Moving up the spectrum to about the level of "thought-provoking," the trees are old as dirt. Almost literally. The oldest redwood is estimated to be between 3,000 to 5,000 years old. Clearly, they grow extremely slow yet they are often cut down in a matter of minutes. Before the land they grow in became protected, 96% of the old growth trees were cut down. To me that's unacceptable not only because it destroys a perfectly good tree but it also puts many different organisms at risk and in some cases, extinction.
Now we are at about mind-blowing level. If you're into colors, we are firmly in the orange. There have been a few specific species that are thought to only exist in one particular tree, such as the ant that Preston describes at the end. Also, the upper regions of the trees are ecosystems in and of themselves, many of which take hundreds of years to develop. Furthermore, Preston mentions a copepod that was found in the tree. The relatives of those things are whale food and how it got up in the tree is beyond me and everyone else at this point.

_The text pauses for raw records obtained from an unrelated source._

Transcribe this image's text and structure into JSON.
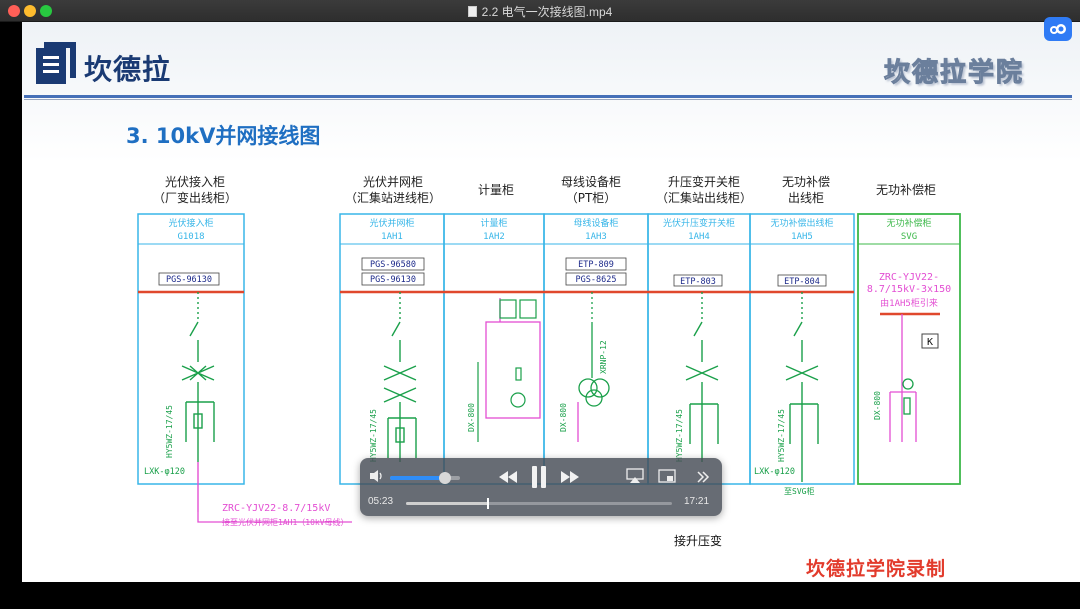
{
  "window": {
    "title": "2.2 电气一次接线图.mp4"
  },
  "slide": {
    "logo_text": "坎德拉",
    "academy": "坎德拉学院",
    "title": "3. 10kV并网接线图",
    "columns": [
      {
        "line1": "光伏接入柜",
        "line2": "（厂变出线柜）"
      },
      {
        "line1": "光伏并网柜",
        "line2": "（汇集站进线柜）"
      },
      {
        "line1": "计量柜",
        "line2": ""
      },
      {
        "line1": "母线设备柜",
        "line2": "（PT柜）"
      },
      {
        "line1": "升压变开关柜",
        "line2": "（汇集站出线柜）"
      },
      {
        "line1": "无功补偿",
        "line2": "出线柜"
      },
      {
        "line1": "无功补偿柜",
        "line2": ""
      }
    ],
    "panels": [
      {
        "name": "光伏接入柜",
        "code": "G1018"
      },
      {
        "name": "光伏并网柜",
        "code": "1AH1"
      },
      {
        "name": "计量柜",
        "code": "1AH2"
      },
      {
        "name": "母线设备柜",
        "code": "1AH3"
      },
      {
        "name": "光伏升压变开关柜",
        "code": "1AH4"
      },
      {
        "name": "无功补偿出线柜",
        "code": "1AH5"
      },
      {
        "name": "无功补偿柜",
        "code": "SVG"
      }
    ],
    "protection": [
      "PGS-96130",
      "PGS-96580",
      "PGS-96130",
      "ETP-809",
      "PGS-8625",
      "ETP-803",
      "ETP-804"
    ],
    "svg_cable": [
      "ZRC-YJV22-",
      "8.7/15kV-3x150",
      "由1AH5柜引来"
    ],
    "svg_box": "K",
    "cable_main": "ZRC-YJV22-8.7/15kV",
    "cable_note": "接至光伏并网柜1AH1（10kV母线）",
    "arrester_a": "HY5WZ-17/45",
    "ct_a": "LXK-φ120",
    "pt_label": "XRNP-12",
    "lightning_d": "DX-800",
    "to_svg": "至SVG柜",
    "bottom_note": "接升压变",
    "watermark": "坎德拉学院录制"
  },
  "player": {
    "elapsed": "05:23",
    "total": "17:21",
    "progress": 0.31,
    "volume": 0.78
  },
  "colors": {
    "bus": "#e0482c",
    "panel_border": "#38b6e8",
    "svg_border": "#3cb84a",
    "wire_green": "#1aa04a",
    "wire_magenta": "#e34fd3",
    "title_blue": "#1f6fc2"
  }
}
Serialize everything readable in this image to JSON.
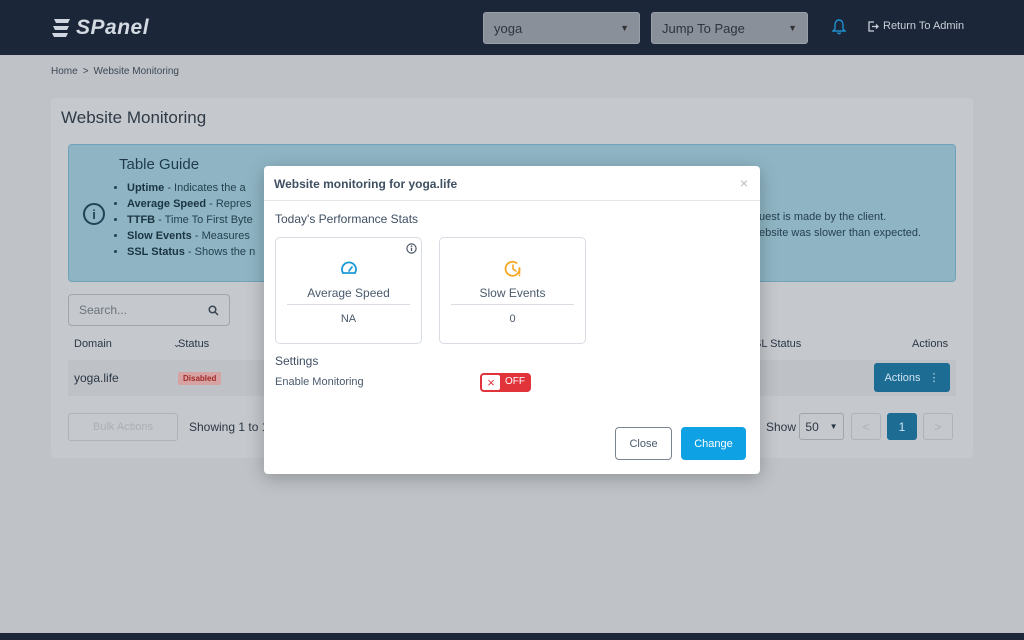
{
  "brand": {
    "name": "SPanel"
  },
  "header": {
    "site_select": "yoga",
    "jump_select": "Jump To Page",
    "return_label": "Return To Admin"
  },
  "breadcrumb": {
    "home": "Home",
    "sep": ">",
    "current": "Website Monitoring"
  },
  "page": {
    "title": "Website Monitoring"
  },
  "guide": {
    "title": "Table Guide",
    "items": [
      {
        "term": "Uptime",
        "desc": " - Indicates the a"
      },
      {
        "term": "Average Speed",
        "desc": " - Repres"
      },
      {
        "term": "TTFB",
        "desc": " - Time To First Byte"
      },
      {
        "term": "Slow Events",
        "desc": " - Measures"
      },
      {
        "term": "SSL Status",
        "desc": " - Shows the n"
      }
    ],
    "right_line1": "uest is made by the client.",
    "right_line2": "ebsite was slower than expected."
  },
  "table": {
    "search_placeholder": "Search...",
    "headers": {
      "domain": "Domain",
      "status": "Status",
      "ssl": "SL Status",
      "actions": "Actions"
    },
    "rows": [
      {
        "domain": "yoga.life",
        "status": "Disabled",
        "action": "Actions"
      }
    ],
    "bulk_label": "Bulk Actions",
    "showing": "Showing 1 to 1",
    "show_label": "Show",
    "page_size": "50",
    "pagination": {
      "prev": "<",
      "current": "1",
      "next": ">"
    }
  },
  "modal": {
    "title": "Website monitoring for yoga.life",
    "close_x": "×",
    "stats_title": "Today's Performance Stats",
    "stats": [
      {
        "label": "Average Speed",
        "value": "NA"
      },
      {
        "label": "Slow Events",
        "value": "0"
      }
    ],
    "settings_title": "Settings",
    "enable_label": "Enable Monitoring",
    "toggle_state": "OFF",
    "toggle_x": "×",
    "close_button": "Close",
    "change_button": "Change"
  },
  "colors": {
    "header_bg": "#1b2639",
    "accent": "#0ea1e3",
    "toggle_off": "#e0333a",
    "slow_events_icon": "#f5a623",
    "speed_icon": "#1e9bd7"
  },
  "icons": {
    "logo": "spanel-logo-icon",
    "bell": "bell-icon",
    "return": "sign-out-icon",
    "guide": "info-circle-icon",
    "search": "search-icon",
    "speed": "speedometer-icon",
    "slow": "clock-alert-icon",
    "info": "info-icon"
  }
}
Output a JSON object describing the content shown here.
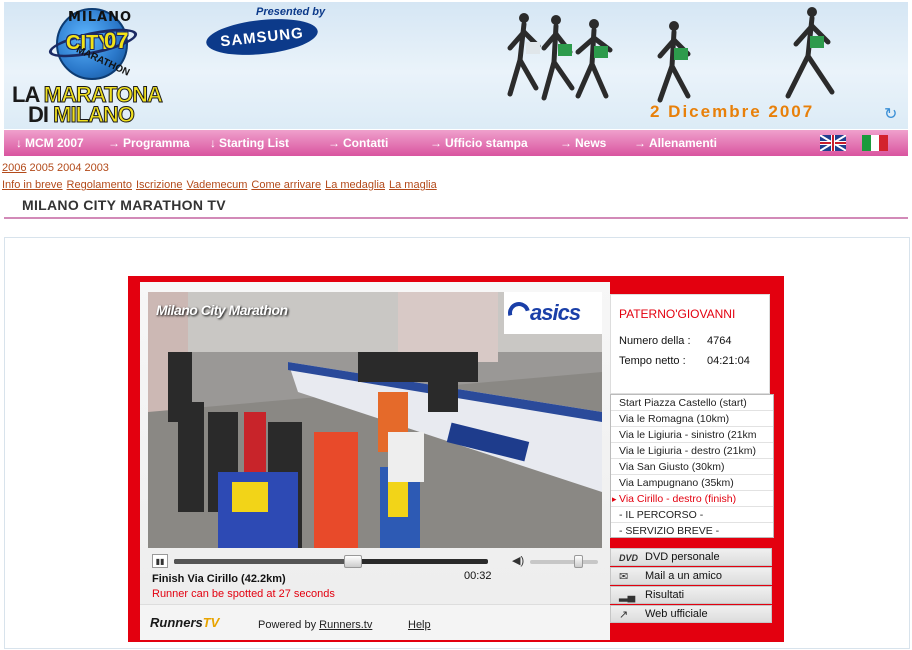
{
  "header": {
    "logo": {
      "milano": "MILANO",
      "city": "CITY",
      "year": "07",
      "marathon": "MARATHON"
    },
    "title_line1": "LA MARATONA",
    "title_line2": "DI MILANO",
    "presented_by": "Presented by",
    "sponsor": "SAMSUNG",
    "race_date": "2 Dicembre 2007",
    "refresh_icon": "refresh-icon"
  },
  "nav": {
    "items": [
      {
        "label": "MCM 2007",
        "arrow": "↓"
      },
      {
        "label": "Programma",
        "arrow": "→"
      },
      {
        "label": "Starting List",
        "arrow": "↓"
      },
      {
        "label": "Contatti",
        "arrow": "→"
      },
      {
        "label": "Ufficio stampa",
        "arrow": "→"
      },
      {
        "label": "News",
        "arrow": "→"
      },
      {
        "label": "Allenamenti",
        "arrow": "→"
      }
    ],
    "languages": [
      "uk-flag-icon",
      "italy-flag-icon"
    ]
  },
  "years": [
    "2006",
    "2005",
    "2004",
    "2003"
  ],
  "info_links": [
    "Info in breve",
    "Regolamento",
    "Iscrizione",
    "Vademecum",
    "Come arrivare",
    "La medaglia",
    "La maglia"
  ],
  "section_title": "MILANO CITY MARATHON TV",
  "player": {
    "overlay_title": "Milano City Marathon",
    "brand": "asics",
    "clip_title": "Finish Via Cirillo (42.2km)",
    "clip_time": "00:32",
    "clip_note": "Runner can be spotted at 27 seconds",
    "progress": 0.57,
    "volume": 0.7,
    "footer": {
      "logo_main": "Runners",
      "logo_tv": "TV",
      "powered_by": "Powered by",
      "powered_link": "Runners.tv",
      "help": "Help"
    }
  },
  "runner": {
    "name": "PATERNO'GIOVANNI",
    "number_label": "Numero della  :",
    "number": "4764",
    "net_time_label": "Tempo netto   :",
    "net_time": "04:21:04"
  },
  "splits": [
    {
      "label": "Start Piazza Castello (start)",
      "active": false
    },
    {
      "label": "Via le Romagna (10km)",
      "active": false
    },
    {
      "label": "Via le Ligiuria - sinistro (21km",
      "active": false
    },
    {
      "label": "Via le Ligiuria - destro (21km)",
      "active": false
    },
    {
      "label": "Via San Giusto (30km)",
      "active": false
    },
    {
      "label": "Via Lampugnano (35km)",
      "active": false
    },
    {
      "label": "Via Cirillo - destro (finish)",
      "active": true
    },
    {
      "label": "- IL PERCORSO -",
      "active": false
    },
    {
      "label": "- SERVIZIO BREVE -",
      "active": false
    }
  ],
  "actions": [
    {
      "label": "DVD personale",
      "icon": "DVD"
    },
    {
      "label": "Mail a un amico",
      "icon": "✉"
    },
    {
      "label": "Risultati",
      "icon": "▂▄"
    },
    {
      "label": "Web ufficiale",
      "icon": "↗"
    }
  ]
}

Finally, listening to Preston talk about the structure of these trees has thoroughly melted my brain. First off, they're fractals. Fractals alone are able to do considerable brain melting but if you're told that mini redwoods grow on bigger redwoods, its game over. For those of you who don't know a fractal is basically a shape that can be reduced into smaller shapes that are smaller versions of the original. The way this applies to redwoods is that as they grow they sprout branches and from those branches grow miniature redwoods and those mini redwoods grow branches from which other mini mini redwoods grow and so on and so forth. Most of nature works in that way but it's even crazier to think that there are trees inside trees that are bigger than most trees (I'm starting to sound like Xibit now so I'll stop.)
To me, the most interesting thing about the tree's structure is the fact that "flying buttresses" grow from the trees on the branch to the main trunk in for support. The flying buttress is something that had been developed to hold up the vaulted ceilings in Europe's most extravagant cathedrals and here we are thinking that humans are really cool because they thought of that but once again, Mother Nature proves us wrong. It was her idea, we copied it. Nuts to you, Bramante.

So now that you know about the redwood its time to put your jacket on, get outside and climb (or at the very least hug) a tree. If you choose to climb a tree don't pick a flimsy tree because you'll hurt the tree and yourself (when you fall out). I prefer to climb pine trees because they smell nice and their branch structure makes them easier to climb than other trees. An old pine tree has very thick branches that are usually reasonably low to the ground (a climbing buddy is always useful to help us shorter people into higher trees. You get high with a little help from your friends, right?). Another upside to pine trees is that the branches are very close together as well as thick so if you fall chances are you'll just end up with a branch in between your legs. It's not a bad deal considering the alternative.
If you choose to venture into another type of tree make sure that you can get up beyond the first few layers of branches. It's always frustrating when I get into a tree and realize the first move is the only possible move to make. Although some of these trees provide comfortable place to hang out in the summer. The leaves provide privacy between you and pedestrians plus the no one can get you if you're high in a tree.

Happy Climbing!